A comparative effectiveness trial: Roflumilast vs. Azithromycin for severe COPD
RELIANCE will compare the relative benefits and harms of the 2015 ACCP/CTS guidelines and 2019 GOLD guidelines -recommended treatment intensification options in patients with severe COPD associated with chronic bronchitis. The clinical trial is designed to inform your efforts to reduce avoidable re-hospitalizations and death in patients recently discharged from the hospital following a COPD exacerbation.
Reducing clinical uncertainty
Through a set of online surveys, we contacted practicing physicians to learn about their use of Roflumilast and Azithromycin. Of 43 practicing pulmonologists who responded, 91% used Azithromycin or Roflumilast. Altogether, about 60% believe that Roflumilast and Azithromycin are equally effective or they don’t know which is better.
Which drug is better for whom?
Results of RCTs indicate that either Azithromycin or Roflumilast is better than placebo to reduce COPD exacerbations. What we don’t know is which is better for which type of patient.
The RELIANCE trial is designed to examine the relative harms and benefits of treatment intensification with Roflumilast or Azithromycin in patients with COPD who are at high risk for hospitalization or death and are already on inhaled maintenance therapy. We will compare Roflumilast and Azithromycin separately in current and past smokers (assessed at enrollment). Both intention-to-treat (primary) and per-protocol analyses will also be performed. The primary outcome is all-cause rehospitalization or death.
The results of the RELIANCE study are intended to inform decision-making regarding the treatment of choice in high-risk patients with COPD as well as efforts to promote antibiotic stewardship.
Fitting COPD care to real world patient and clinician practices
RELIANCE will assess the combined effects of “real-world” patient and clinician practices plus pharmacologic efficacy in individual patients. Because RELIANCE is an effectiveness trial, it is inclusive of adverse effects, out-of-pocket costs of medications, co-morbid conditions and other factors contribute to patient/clinician practices, including dosing, dose-titrations, adherence and treatment discontinuations, cross-overs, and use of co-therapies.

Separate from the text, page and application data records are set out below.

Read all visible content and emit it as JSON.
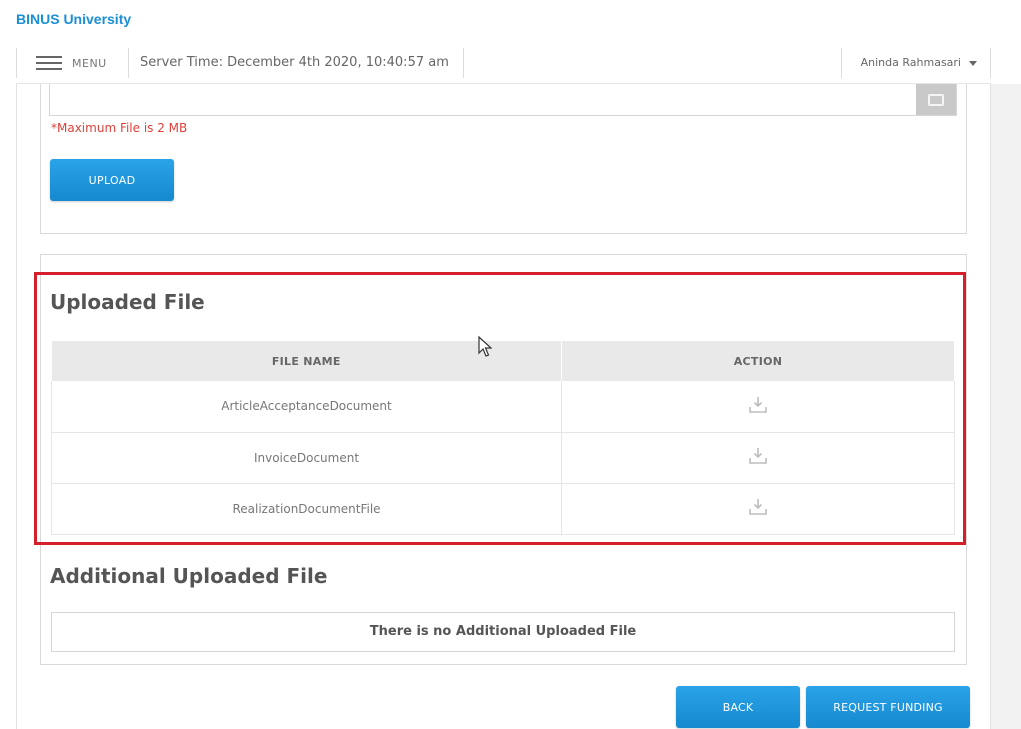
{
  "brand": "BINUS University",
  "topbar": {
    "menu_label": "MENU",
    "server_time": "Server Time: December 4th 2020, 10:40:57 am",
    "user_name": "Aninda Rahmasari"
  },
  "upload_section": {
    "max_file_note": "*Maximum File is 2 MB",
    "upload_label": "UPLOAD"
  },
  "uploaded": {
    "title": "Uploaded File",
    "headers": {
      "file_name": "FILE NAME",
      "action": "ACTION"
    },
    "rows": [
      {
        "file_name": "ArticleAcceptanceDocument",
        "action_icon": "download-icon"
      },
      {
        "file_name": "InvoiceDocument",
        "action_icon": "download-icon"
      },
      {
        "file_name": "RealizationDocumentFile",
        "action_icon": "download-icon"
      }
    ]
  },
  "additional": {
    "title": "Additional Uploaded File",
    "empty_message": "There is no Additional Uploaded File"
  },
  "actions": {
    "back_label": "BACK",
    "request_funding_label": "REQUEST FUNDING"
  },
  "colors": {
    "brand": "#1a8fd6",
    "primary_button": "#1e96dc",
    "warning_text": "#e0413a",
    "highlight_border": "#d4202b"
  }
}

Medications will not be provided to patients. Clinicians will ask the patients to fill the prescription as per usual practice.
Clinicians retain the flexibility to select alternate regimens (e.g., starting at a lower dose and titrating up), discontinuing therapy, crossing-over to the alternate treatment, or combining both treatments at any time, as clinically indicated.
No additional visits are required for RELIANCE participants.
To support clinicians participating in RELIANCE, we address two real-world, pragmatic issues—cost of medications and side effects—through the design of patient support materials. These materials are optimized to support decision-making and communication between clinicians and patients. Potential side effects of both azithromycin and roflumilast are summarized here:
Azithromycin may cause diarrhea, nausea, abdominal pain, or vomiting; it may also increase the risk of antibiotic resistance or cardiac dysrhythmias.
Roflumilast can cause diarrhea, weight loss, nausea, headache, back pain, influenza, insomnia, dizziness, and decreased appetite.
Patient facing materials on medication cost, harms and benefits: